The people of this high desert, without benefit of metals, wheels or written language, maintained at least four massive waterworks from A.D. 750 to 1180 to survive the devastating droughts of the Four Corners region. The last of these works studied, a large mound dubbed Box Elder Reservoir, wasn't discovered until a 2002 wildfire burned off a dense, high carpet of sagebrush.

But scientists had been confused for decades over how the giant mud pie in Morefield Canyon, high above the bed of a desert stream that rarely flows, could have served as a reservoir. Many guessed it was a terrace for ceremonial dances.

In the late 1990s, Denver water engineer and author Kenneth Wright, known for his studies on ancient Incan waterworks in the Peruvian Andes, collaborated with engineers and government researchers to cut a deep trench through the Mesa Verde mound and finally solve the mystery.

The Puebloans, the team concluded, had started with a shallow depression that was originally along the bottom of an intermittent stream. They used the small impoundment, and others such as Far View, to capture water during rare big storms, which occur several years apart, Bikis says.

These floods eventually filled the reservoirs with as much sediment as water, and ancient workers had to scoop them out. In Morefield Canyon, the reservoir bottom slowly rose above the canyon floor despite some 350 years of scooping.
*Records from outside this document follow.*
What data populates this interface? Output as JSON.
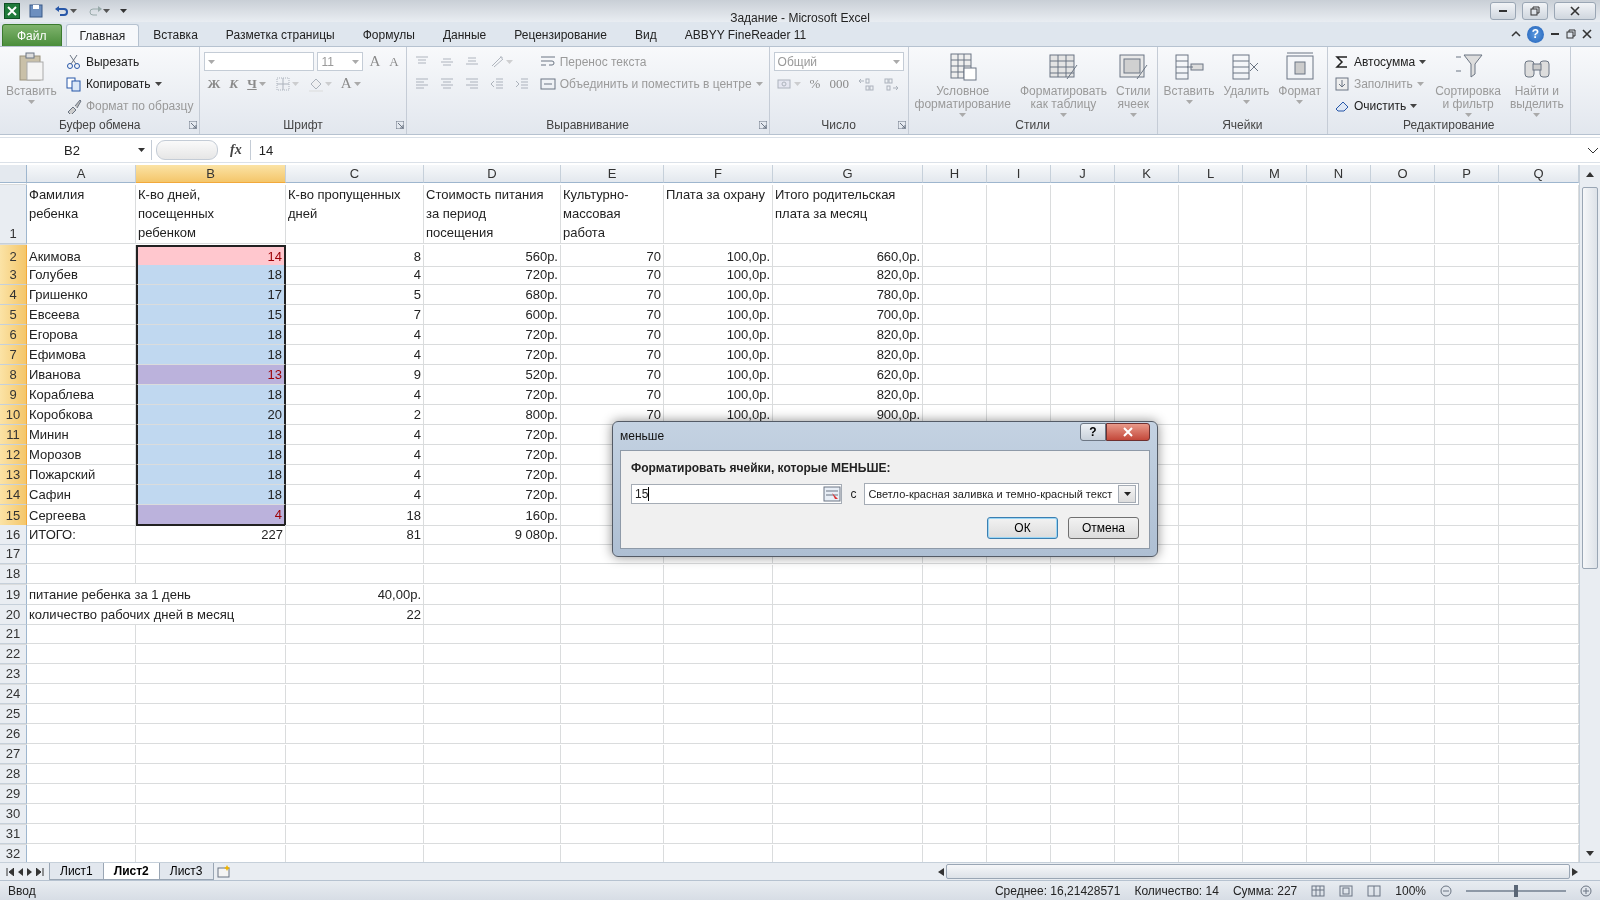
{
  "window": {
    "title": "Задание - Microsoft Excel",
    "help_label": "?"
  },
  "ribbon_tabs": [
    {
      "label": "Файл",
      "kind": "file",
      "selected": false
    },
    {
      "label": "Главная",
      "kind": "tab",
      "selected": true
    },
    {
      "label": "Вставка",
      "kind": "tab",
      "selected": false
    },
    {
      "label": "Разметка страницы",
      "kind": "tab",
      "selected": false
    },
    {
      "label": "Формулы",
      "kind": "tab",
      "selected": false
    },
    {
      "label": "Данные",
      "kind": "tab",
      "selected": false
    },
    {
      "label": "Рецензирование",
      "kind": "tab",
      "selected": false
    },
    {
      "label": "Вид",
      "kind": "tab",
      "selected": false
    },
    {
      "label": "ABBYY FineReader 11",
      "kind": "tab",
      "selected": false
    }
  ],
  "ribbon_groups": [
    {
      "name": "Буфер обмена",
      "launcher": true,
      "columns": [
        [
          [
            {
              "kind": "large",
              "label": "Вставить",
              "disabled": true,
              "dropdown": true
            }
          ]
        ],
        [
          [
            {
              "kind": "small",
              "label": "Вырезать",
              "disabled": false,
              "dropdown": false
            }
          ],
          [
            {
              "kind": "small",
              "label": "Копировать",
              "disabled": false,
              "dropdown": true
            }
          ],
          [
            {
              "kind": "small",
              "label": "Формат по образцу",
              "disabled": true,
              "dropdown": false
            }
          ]
        ]
      ]
    },
    {
      "name": "Шрифт",
      "launcher": true,
      "columns": [
        [
          [
            {
              "kind": "combo",
              "disabled": true,
              "dropdown": true
            },
            {
              "kind": "combo",
              "value": "11",
              "disabled": true,
              "dropdown": true
            },
            {
              "kind": "glyph",
              "label": "A",
              "disabled": true,
              "dropdown": false
            },
            {
              "kind": "glyph",
              "label": "A",
              "disabled": true,
              "dropdown": false
            }
          ],
          [
            {
              "kind": "glyph",
              "label": "Ж",
              "disabled": true,
              "dropdown": false
            },
            {
              "kind": "glyph",
              "label": "К",
              "disabled": true,
              "dropdown": false
            },
            {
              "kind": "glyph",
              "label": "Ч",
              "disabled": true,
              "dropdown": true
            },
            {
              "kind": "icon",
              "disabled": true,
              "dropdown": true
            },
            {
              "kind": "icon",
              "disabled": true,
              "dropdown": true
            },
            {
              "kind": "glyph",
              "label": "A",
              "disabled": true,
              "dropdown": true
            }
          ]
        ]
      ]
    },
    {
      "name": "Выравнивание",
      "launcher": true,
      "columns": [
        [
          [
            {
              "kind": "icon",
              "disabled": true,
              "dropdown": false
            },
            {
              "kind": "icon",
              "disabled": true,
              "dropdown": false
            },
            {
              "kind": "icon",
              "disabled": true,
              "dropdown": false
            },
            {
              "kind": "icon",
              "disabled": true,
              "dropdown": true
            }
          ],
          [
            {
              "kind": "icon",
              "disabled": true,
              "dropdown": false
            },
            {
              "kind": "icon",
              "disabled": true,
              "dropdown": false
            },
            {
              "kind": "icon",
              "disabled": true,
              "dropdown": false
            },
            {
              "kind": "icon",
              "disabled": true,
              "dropdown": false
            },
            {
              "kind": "icon",
              "disabled": true,
              "dropdown": false
            }
          ]
        ],
        [
          [
            {
              "kind": "small",
              "label": "Перенос текста",
              "disabled": true,
              "dropdown": false
            }
          ],
          [
            {
              "kind": "small",
              "label": "Объединить и поместить в центре",
              "disabled": true,
              "dropdown": true
            }
          ]
        ]
      ]
    },
    {
      "name": "Число",
      "launcher": true,
      "columns": [
        [
          [
            {
              "kind": "combo",
              "value": "Общий",
              "disabled": true,
              "dropdown": true
            }
          ],
          [
            {
              "kind": "icon",
              "disabled": true,
              "dropdown": true
            },
            {
              "kind": "glyph",
              "label": "%",
              "disabled": true,
              "dropdown": false
            },
            {
              "kind": "glyph",
              "label": "000",
              "disabled": true,
              "dropdown": false
            },
            {
              "kind": "icon",
              "disabled": true,
              "dropdown": false
            },
            {
              "kind": "icon",
              "disabled": true,
              "dropdown": false
            }
          ]
        ]
      ]
    },
    {
      "name": "Стили",
      "launcher": false,
      "columns": [
        [
          [
            {
              "kind": "large",
              "label": "Условное\nформатирование",
              "disabled": true,
              "dropdown": true
            }
          ]
        ],
        [
          [
            {
              "kind": "large",
              "label": "Форматировать\nкак таблицу",
              "disabled": true,
              "dropdown": true
            }
          ]
        ],
        [
          [
            {
              "kind": "large",
              "label": "Стили\nячеек",
              "disabled": true,
              "dropdown": true
            }
          ]
        ]
      ]
    },
    {
      "name": "Ячейки",
      "launcher": false,
      "columns": [
        [
          [
            {
              "kind": "large",
              "label": "Вставить",
              "disabled": true,
              "dropdown": true
            }
          ]
        ],
        [
          [
            {
              "kind": "large",
              "label": "Удалить",
              "disabled": true,
              "dropdown": true
            }
          ]
        ],
        [
          [
            {
              "kind": "large",
              "label": "Формат",
              "disabled": true,
              "dropdown": true
            }
          ]
        ]
      ]
    },
    {
      "name": "Редактирование",
      "launcher": false,
      "columns": [
        [
          [
            {
              "kind": "small",
              "label": "Автосумма",
              "disabled": false,
              "dropdown": true
            }
          ],
          [
            {
              "kind": "small",
              "label": "Заполнить",
              "disabled": true,
              "dropdown": true
            }
          ],
          [
            {
              "kind": "small",
              "label": "Очистить",
              "disabled": false,
              "dropdown": true
            }
          ]
        ],
        [
          [
            {
              "kind": "large",
              "label": "Сортировка\nи фильтр",
              "disabled": true,
              "dropdown": true
            }
          ]
        ],
        [
          [
            {
              "kind": "large",
              "label": "Найти и\nвыделить",
              "disabled": true,
              "dropdown": true
            }
          ]
        ]
      ]
    }
  ],
  "formula_bar": {
    "name_box": "B2",
    "function_label": "fx",
    "value": "14"
  },
  "columns": [
    {
      "label": "A",
      "selected": false
    },
    {
      "label": "B",
      "selected": true
    },
    {
      "label": "C",
      "selected": false
    },
    {
      "label": "D",
      "selected": false
    },
    {
      "label": "E",
      "selected": false
    },
    {
      "label": "F",
      "selected": false
    },
    {
      "label": "G",
      "selected": false
    },
    {
      "label": "H",
      "selected": false
    },
    {
      "label": "I",
      "selected": false
    },
    {
      "label": "J",
      "selected": false
    },
    {
      "label": "K",
      "selected": false
    },
    {
      "label": "L",
      "selected": false
    },
    {
      "label": "M",
      "selected": false
    },
    {
      "label": "N",
      "selected": false
    },
    {
      "label": "O",
      "selected": false
    },
    {
      "label": "P",
      "selected": false
    },
    {
      "label": "Q",
      "selected": false
    }
  ],
  "rows": [
    {
      "label": "1",
      "selected": false,
      "cells": {
        "A": {
          "text": "Фамилия\nребенка"
        },
        "B": {
          "text": "К-во дней,\nпосещенных\nребенком"
        },
        "C": {
          "text": "К-во пропущенных\nдней"
        },
        "D": {
          "text": "Стоимость питания\nза период\nпосещения"
        },
        "E": {
          "text": "Культурно-\nмассовая\nработа"
        },
        "F": {
          "text": "Плата за охрану"
        },
        "G": {
          "text": "Итого родительская\nплата за месяц"
        }
      }
    },
    {
      "label": "2",
      "selected": true,
      "cells": {
        "A": {
          "text": "Акимова"
        },
        "B": {
          "text": "14",
          "matched": true,
          "selected": true,
          "active": true
        },
        "C": {
          "text": "8"
        },
        "D": {
          "text": "560р."
        },
        "E": {
          "text": "70"
        },
        "F": {
          "text": "100,0р."
        },
        "G": {
          "text": "660,0р."
        }
      }
    },
    {
      "label": "3",
      "selected": true,
      "cells": {
        "A": {
          "text": "Голубев"
        },
        "B": {
          "text": "18",
          "matched": false,
          "selected": true,
          "active": false
        },
        "C": {
          "text": "4"
        },
        "D": {
          "text": "720р."
        },
        "E": {
          "text": "70"
        },
        "F": {
          "text": "100,0р."
        },
        "G": {
          "text": "820,0р."
        }
      }
    },
    {
      "label": "4",
      "selected": true,
      "cells": {
        "A": {
          "text": "Гришенко"
        },
        "B": {
          "text": "17",
          "matched": false,
          "selected": true,
          "active": false
        },
        "C": {
          "text": "5"
        },
        "D": {
          "text": "680р."
        },
        "E": {
          "text": "70"
        },
        "F": {
          "text": "100,0р."
        },
        "G": {
          "text": "780,0р."
        }
      }
    },
    {
      "label": "5",
      "selected": true,
      "cells": {
        "A": {
          "text": "Евсеева"
        },
        "B": {
          "text": "15",
          "matched": false,
          "selected": true,
          "active": false
        },
        "C": {
          "text": "7"
        },
        "D": {
          "text": "600р."
        },
        "E": {
          "text": "70"
        },
        "F": {
          "text": "100,0р."
        },
        "G": {
          "text": "700,0р."
        }
      }
    },
    {
      "label": "6",
      "selected": true,
      "cells": {
        "A": {
          "text": "Егорова"
        },
        "B": {
          "text": "18",
          "matched": false,
          "selected": true,
          "active": false
        },
        "C": {
          "text": "4"
        },
        "D": {
          "text": "720р."
        },
        "E": {
          "text": "70"
        },
        "F": {
          "text": "100,0р."
        },
        "G": {
          "text": "820,0р."
        }
      }
    },
    {
      "label": "7",
      "selected": true,
      "cells": {
        "A": {
          "text": "Ефимова"
        },
        "B": {
          "text": "18",
          "matched": false,
          "selected": true,
          "active": false
        },
        "C": {
          "text": "4"
        },
        "D": {
          "text": "720р."
        },
        "E": {
          "text": "70"
        },
        "F": {
          "text": "100,0р."
        },
        "G": {
          "text": "820,0р."
        }
      }
    },
    {
      "label": "8",
      "selected": true,
      "cells": {
        "A": {
          "text": "Иванова"
        },
        "B": {
          "text": "13",
          "matched": true,
          "selected": true,
          "active": false
        },
        "C": {
          "text": "9"
        },
        "D": {
          "text": "520р."
        },
        "E": {
          "text": "70"
        },
        "F": {
          "text": "100,0р."
        },
        "G": {
          "text": "620,0р."
        }
      }
    },
    {
      "label": "9",
      "selected": true,
      "cells": {
        "A": {
          "text": "Кораблева"
        },
        "B": {
          "text": "18",
          "matched": false,
          "selected": true,
          "active": false
        },
        "C": {
          "text": "4"
        },
        "D": {
          "text": "720р."
        },
        "E": {
          "text": "70"
        },
        "F": {
          "text": "100,0р."
        },
        "G": {
          "text": "820,0р."
        }
      }
    },
    {
      "label": "10",
      "selected": true,
      "cells": {
        "A": {
          "text": "Коробкова"
        },
        "B": {
          "text": "20",
          "matched": false,
          "selected": true,
          "active": false
        },
        "C": {
          "text": "2"
        },
        "D": {
          "text": "800р."
        },
        "E": {
          "text": "70"
        },
        "F": {
          "text": "100,0р."
        },
        "G": {
          "text": "900,0р."
        }
      }
    },
    {
      "label": "11",
      "selected": true,
      "cells": {
        "A": {
          "text": "Минин"
        },
        "B": {
          "text": "18",
          "matched": false,
          "selected": true,
          "active": false
        },
        "C": {
          "text": "4"
        },
        "D": {
          "text": "720р."
        }
      }
    },
    {
      "label": "12",
      "selected": true,
      "cells": {
        "A": {
          "text": "Морозов"
        },
        "B": {
          "text": "18",
          "matched": false,
          "selected": true,
          "active": false
        },
        "C": {
          "text": "4"
        },
        "D": {
          "text": "720р."
        }
      }
    },
    {
      "label": "13",
      "selected": true,
      "cells": {
        "A": {
          "text": "Пожарский"
        },
        "B": {
          "text": "18",
          "matched": false,
          "selected": true,
          "active": false
        },
        "C": {
          "text": "4"
        },
        "D": {
          "text": "720р."
        }
      }
    },
    {
      "label": "14",
      "selected": true,
      "cells": {
        "A": {
          "text": "Сафин"
        },
        "B": {
          "text": "18",
          "matched": false,
          "selected": true,
          "active": false
        },
        "C": {
          "text": "4"
        },
        "D": {
          "text": "720р."
        }
      }
    },
    {
      "label": "15",
      "selected": true,
      "cells": {
        "A": {
          "text": "Сергеева"
        },
        "B": {
          "text": "4",
          "matched": true,
          "selected": true,
          "active": false
        },
        "C": {
          "text": "18"
        },
        "D": {
          "text": "160р."
        }
      }
    },
    {
      "label": "16",
      "selected": false,
      "cells": {
        "A": {
          "text": "ИТОГО:"
        },
        "B": {
          "text": "227"
        },
        "C": {
          "text": "81"
        },
        "D": {
          "text": "9 080р."
        }
      }
    },
    {
      "label": "17",
      "selected": false
    },
    {
      "label": "18",
      "selected": false
    },
    {
      "label": "19",
      "selected": false,
      "cells": {
        "A": {
          "text": "питание ребенка за 1 день"
        },
        "C": {
          "text": "40,00р."
        }
      }
    },
    {
      "label": "20",
      "selected": false,
      "cells": {
        "A": {
          "text": "количество рабочих дней в месяц"
        },
        "C": {
          "text": "22"
        }
      }
    },
    {
      "label": "21",
      "selected": false
    },
    {
      "label": "22",
      "selected": false
    },
    {
      "label": "23",
      "selected": false
    },
    {
      "label": "24",
      "selected": false
    },
    {
      "label": "25",
      "selected": false
    },
    {
      "label": "26",
      "selected": false
    },
    {
      "label": "27",
      "selected": false
    },
    {
      "label": "28",
      "selected": false
    },
    {
      "label": "29",
      "selected": false
    },
    {
      "label": "30",
      "selected": false
    },
    {
      "label": "31",
      "selected": false
    },
    {
      "label": "32",
      "selected": false
    }
  ],
  "sheet_tabs": [
    {
      "label": "Лист1",
      "selected": false
    },
    {
      "label": "Лист2",
      "selected": true
    },
    {
      "label": "Лист3",
      "selected": false
    }
  ],
  "status_bar": {
    "mode": "Ввод",
    "stats": [
      "Среднее: 16,21428571",
      "Количество: 14",
      "Сумма: 227"
    ],
    "zoom": {
      "label": "100%",
      "level": 0.5
    }
  },
  "dialog": {
    "title": "меньше",
    "help_label": "?",
    "prompt": "Форматировать ячейки, которые МЕНЬШЕ:",
    "value": "15",
    "connector": "с",
    "format": "Светло-красная заливка и темно-красный текст",
    "buttons": [
      {
        "label": "ОК",
        "default": true
      },
      {
        "label": "Отмена",
        "default": false
      }
    ]
  }
}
The Puebloans compensated for the reservoir's growing height by creating a long canal to divert flood flows. It had the proper gradient to continue to fill the rising reservoir.

A thousand years before this was a park, Wright says, Mesa Verde was an astounding collection of public construction projects, from the stone cliff dwellings to the newly appreciated water system.

Modern engineers recently honored the Puebloans' Mesa Verde reservoirs by naming them a Historic Civil Engineering Landmark.

"The Ancestral Puebloans that populated the riverless mesa top conquered the impossible by creating a water system to sustain their domestic and agricultural needs," says Patricia Galloway, president of the American Society of Civil Engineers.